Well, let me introduce you to Lancelot. He is a monster…a nipping, barking, food stealing, garbage rummaging, pushy monster of a standard poodle who has been threatened with rehoming more times than I care to count. After three torturous years, he is slowly maturing, and we love him more everyday; but he is the most exasperating creature ever to come under my care. A picture might be worth a thousand words, but in this case, it would take a million more to tell his story! Keep that in mind.
I discovered something this week in discussion with some other homeschool moms — that we Charlotte Mason-ites/Mason-ers(?) have a reputation that might be thought of as a bit ‘holier than thou’ or pushy or narrow minded. This was news to this newbie. However, I get it. I think it makes sense. I mean, I am sold on this philosophy. I am excited about the methods we use to homeschool. I have found a big picture for this journey of education that our family is on that resonates with the deepest part of me, and I can’t help but rave about it. But I’m learning that what I say about it pales in comparison to how I say it!
Here’s an example. I didn’t realize that talking about our “feast” subjects (how much we enjoy Shakespeare and handicrafts and artist study and composer study and nature study and Plutarch and on and on and on) makes some of my homeschool mama friends’ heads spin. It probably does sound very overwhelming, now that you mention it! It’s a lesson to me that I need to do a better job at actually pulling back the curtain to reveal just how low key some of these things really are for us.
Yes, we add a print from our artist of the term to our art albums every other week, but we do not spend time learning a lot of biographical information on each artist or attempting to critique their techniques or such things. What we do is actually so simple that on the surface it might even appear to be useless, but I don’t believe it is (but that is fodder for another blog post).
Yes, we do composer study, but again it’s not a bunch of memorizing of dates or places or events.
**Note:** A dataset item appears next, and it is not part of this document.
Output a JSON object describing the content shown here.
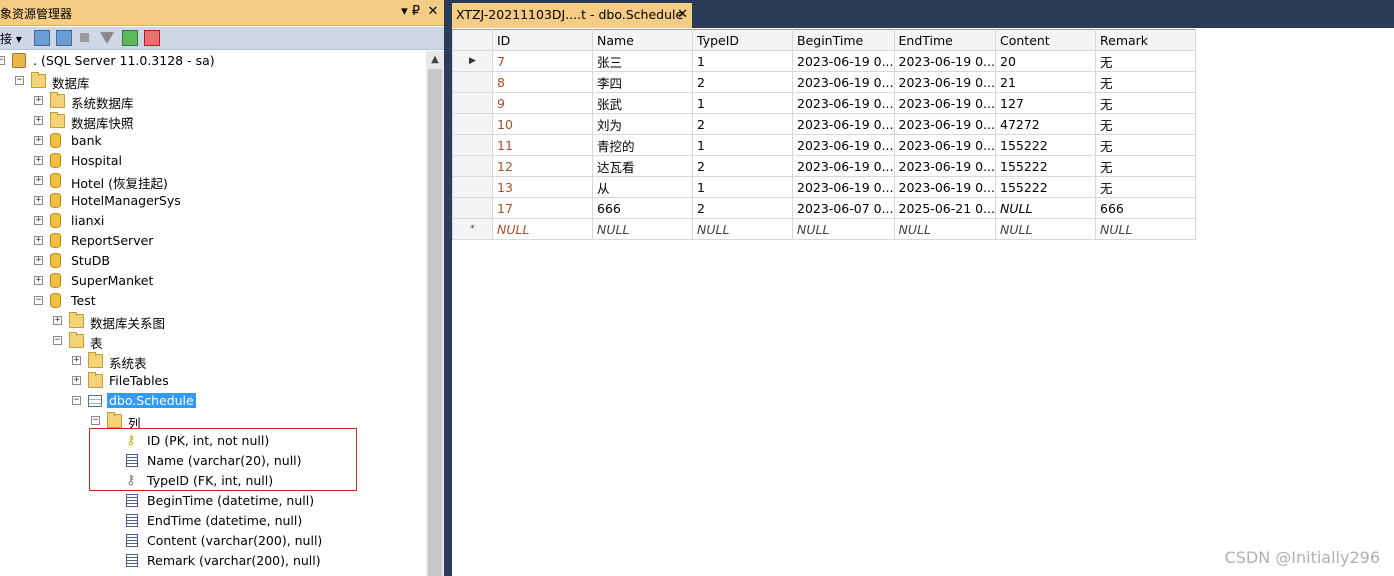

No tests. No quizzes. No worksheets. We spend time just listening to and appreciating the music. This year we are studying medieval history so our composer for this term is Hildegard of Bingen. Now, calm down. Don’t feel dumb if you’ve never heard of her. I hadn’t either. So I did a bit of reading up on her myself so I’d have some fascinating tidbits of information to share with the kids. We actually just talked about her around the breakfast table, very informally, one Saturday morning to introduce her. And now, when I’m working in the kitchen or we’re doing school work and I think of it, I play her music in the background for us all to enjoy. See? Easy! Is that effort even worthy of such a formal title as ‘Composer Study’?
Yes, we concentrate on a certain aspect of nature each term, but it’s not something that takes a lot of time. A few interesting books from the library, some intentional nature walks or field trips to see our subjects, a few good pictures captured with our camera and we’re all set to sketch and paint in our nature journals. My goal is six entries per term, but sometimes there’s only three or four, and I’m okay with that. We concentrate on drawing EXACTLY what we see. We don’t spend a lot of time copying statistics or scientific information at this point. Perhaps as the kids get older our journals will evolve. But really, if you could only see how simply we do all of this. It’s not as grandiose as it sounds!
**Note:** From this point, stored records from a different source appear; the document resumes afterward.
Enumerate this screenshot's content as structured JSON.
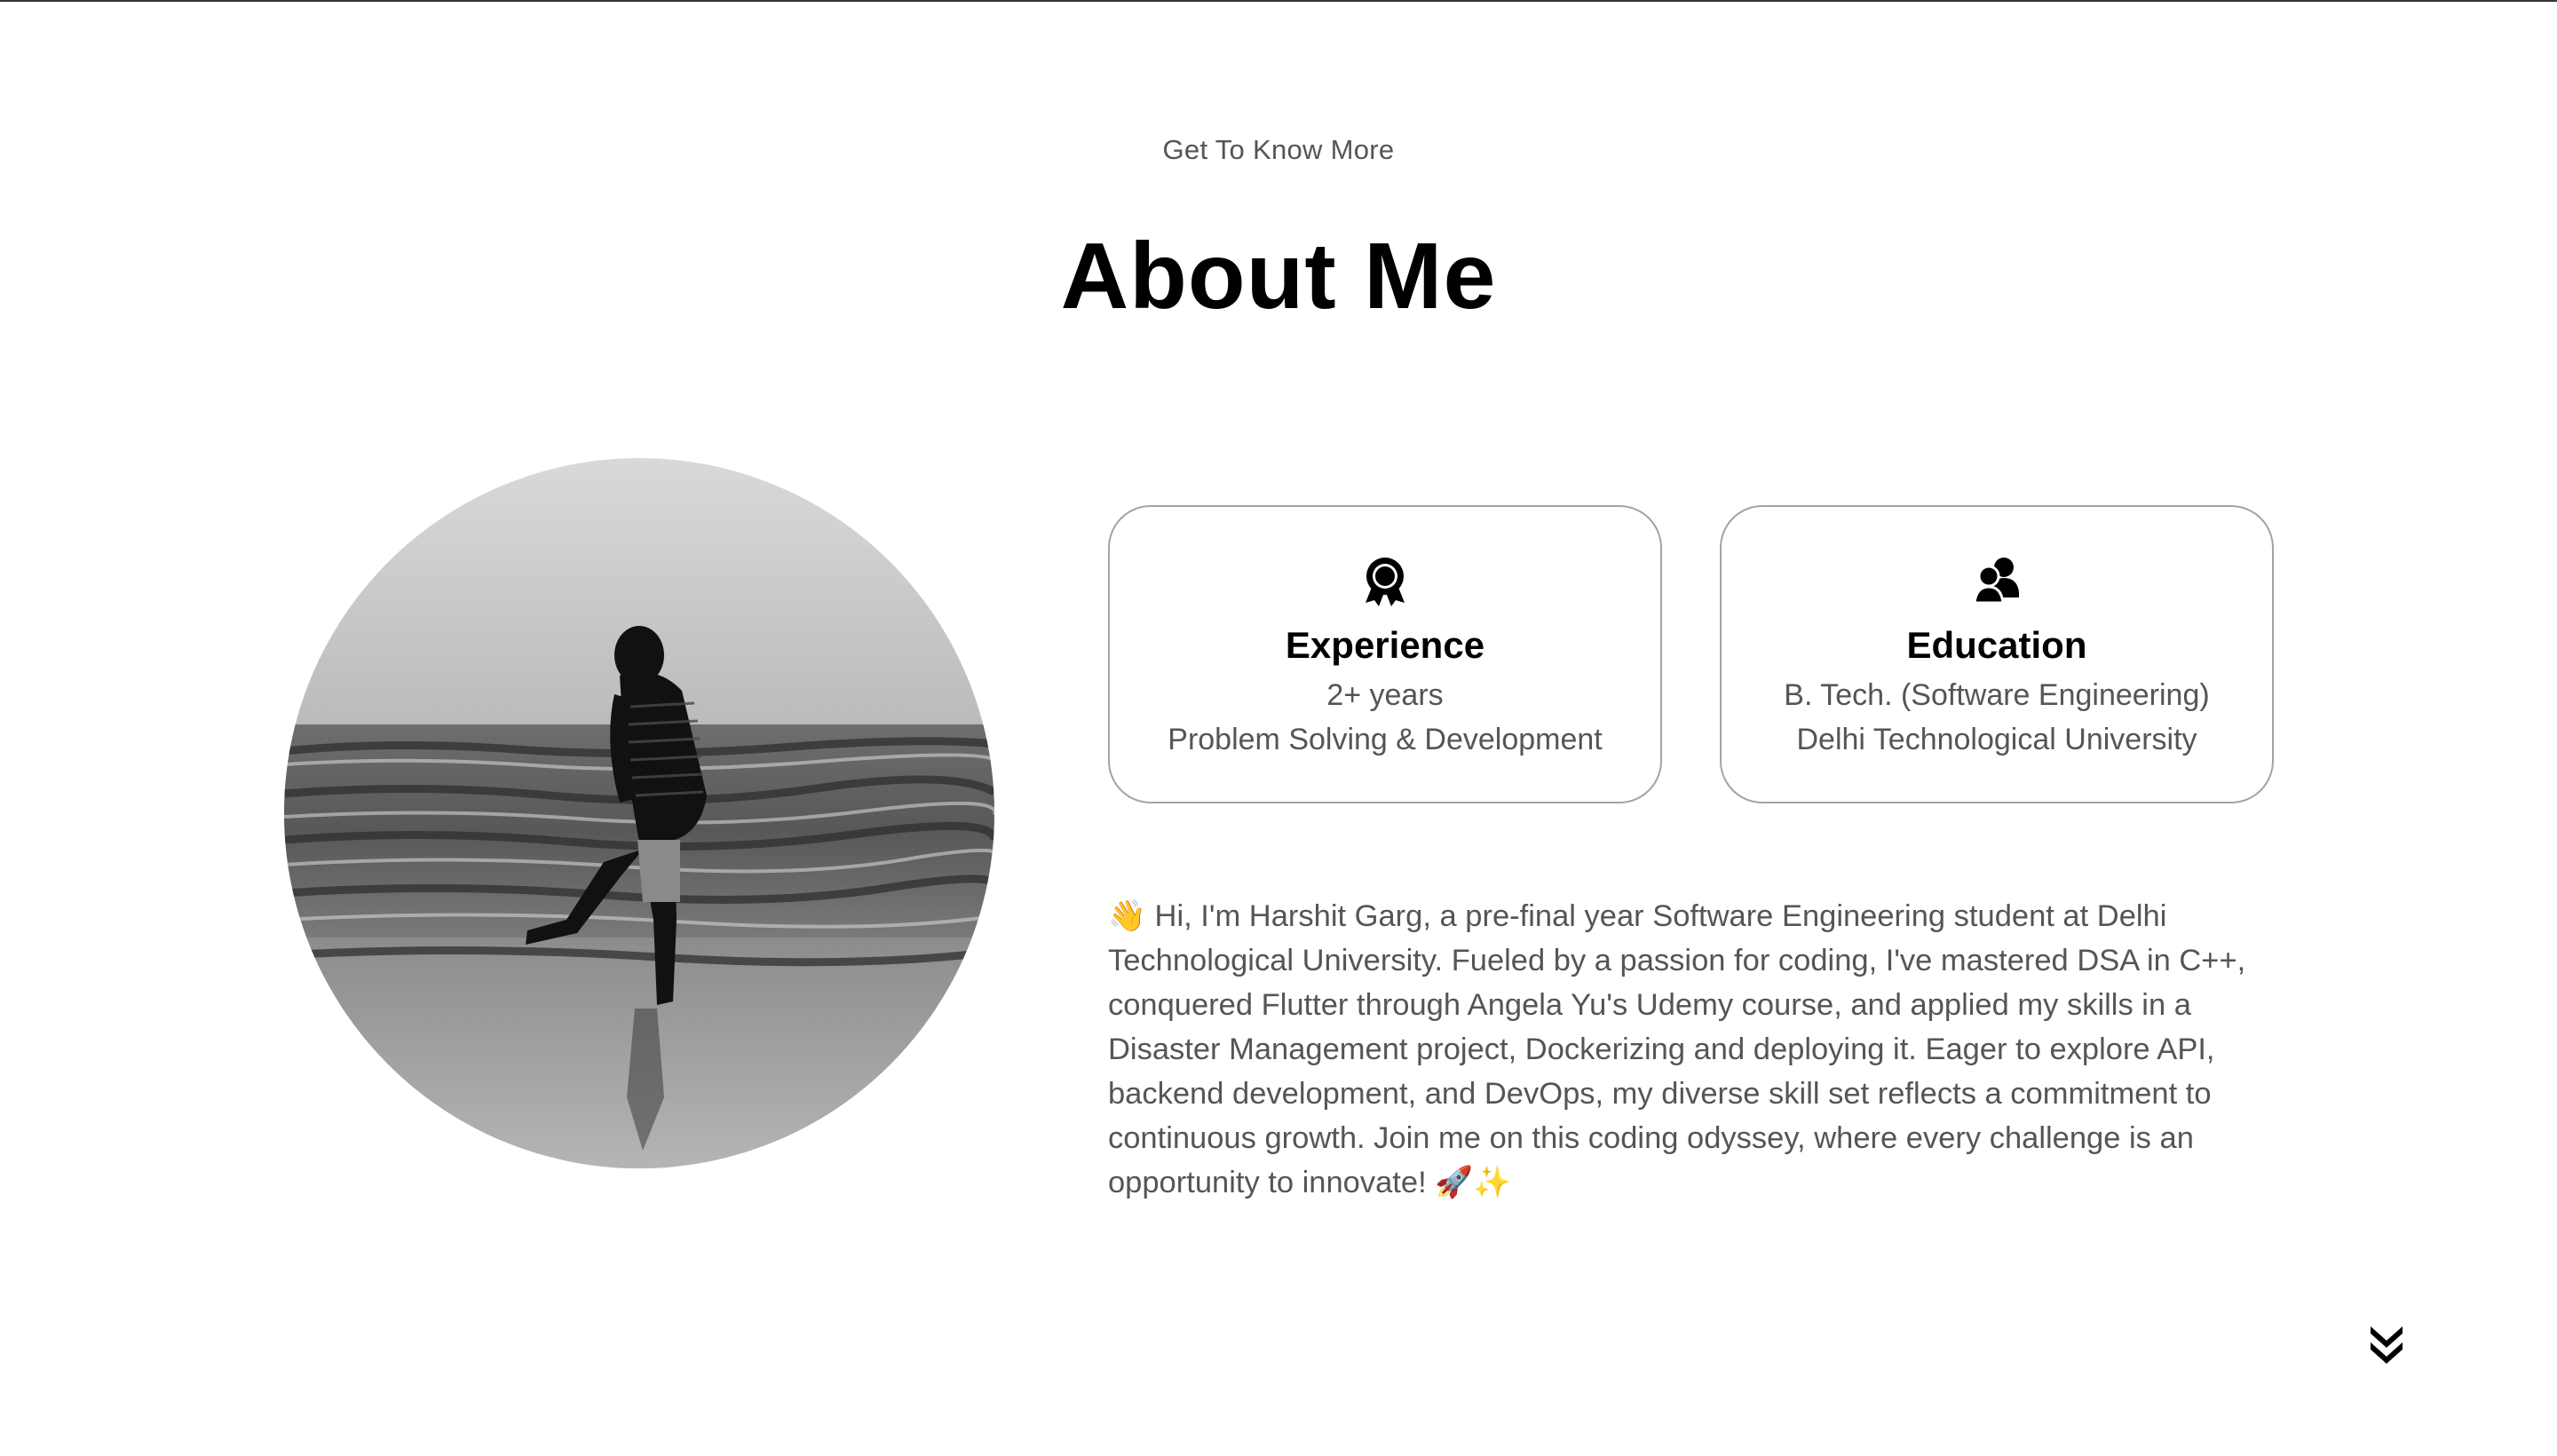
{
  "header": {
    "subtitle": "Get To Know More",
    "title": "About Me"
  },
  "photo": {
    "alt": "Harshit Garg kicking water at the beach, black and white"
  },
  "cards": [
    {
      "icon": "award-ribbon-icon",
      "title": "Experience",
      "line1": "2+ years",
      "line2": "Problem Solving & Development"
    },
    {
      "icon": "users-group-icon",
      "title": "Education",
      "line1": "B. Tech. (Software Engineering)",
      "line2": "Delhi Technological University"
    }
  ],
  "bio": {
    "text": "👋 Hi, I'm Harshit Garg, a pre-final year Software Engineering student at Delhi Technological University. Fueled by a passion for coding, I've mastered DSA in C++, conquered Flutter through Angela Yu's Udemy course, and applied my skills in a Disaster Management project, Dockerizing and deploying it. Eager to explore API, backend development, and DevOps, my diverse skill set reflects a commitment to continuous growth. Join me on this coding odyssey, where every challenge is an opportunity to innovate! 🚀✨"
  },
  "scroll": {
    "icon": "chevron-double-down-icon"
  },
  "colors": {
    "text_primary": "#000000",
    "text_secondary": "#555555",
    "card_border": "#a3a3a3",
    "background": "#ffffff"
  }
}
Same with Shakespeare or Plutarch. I mean, come on. Does that not sound a tad snobbish for a fourth grader?! I’m thirty seven, and this year is my first introduction to Plutarch too. Yes, the language is crazy archaic, but there’s these lovely little cheat sheets study guides available from Ambleside Online that define some of that extinct vocabulary and even give you some great ideas for discussion with your child after the readings. I’ll admit that my fourth grader needs some explanations from mom as we go, but you’d be surprised at how much of the gist of the story she is picking up on. And, boy, there are some great springboard points in Plutarch’s Lives for discussions about some pretty important subjects that we might never broach otherwise.
I could go on and on, but I’ll spare you the details. It’s just that perhaps it’s the lack of details that makes it all sound so overwhelming. Like Lancelot’s picture, a single snapshot doesn’t tell the whole story. I wish I could demystify it just a bit. A Charlotte Mason education doesn’t have to incite heart palpitations. I think it’s actually one of the most maintainable methods over the long haul to help preserve burnout on mom’s behalf and lead children to independence and self motivation in their studies.
Some days it does seem like a lot to juggle, but in reality we are just moving in baby steps in all these subjects. Over time, however, it always amazes me just how much we learn and how much sticks with us. Slow and steady, one day at a time, one bite at a time, we are enjoying an educational feast and building a foundation for a lifelong love of learning.
Disclaimer: I do not share this information in an attempt to “convert” any non-CMers! Find your groove. Find a way of homeschooling that you and your kids thrive on, that jives with your personality. Live it and love it and feel free to brag about it. I just wanted to step down off of my high horse for a moment and give you a peek behind the scenes at “my hows”! 🙂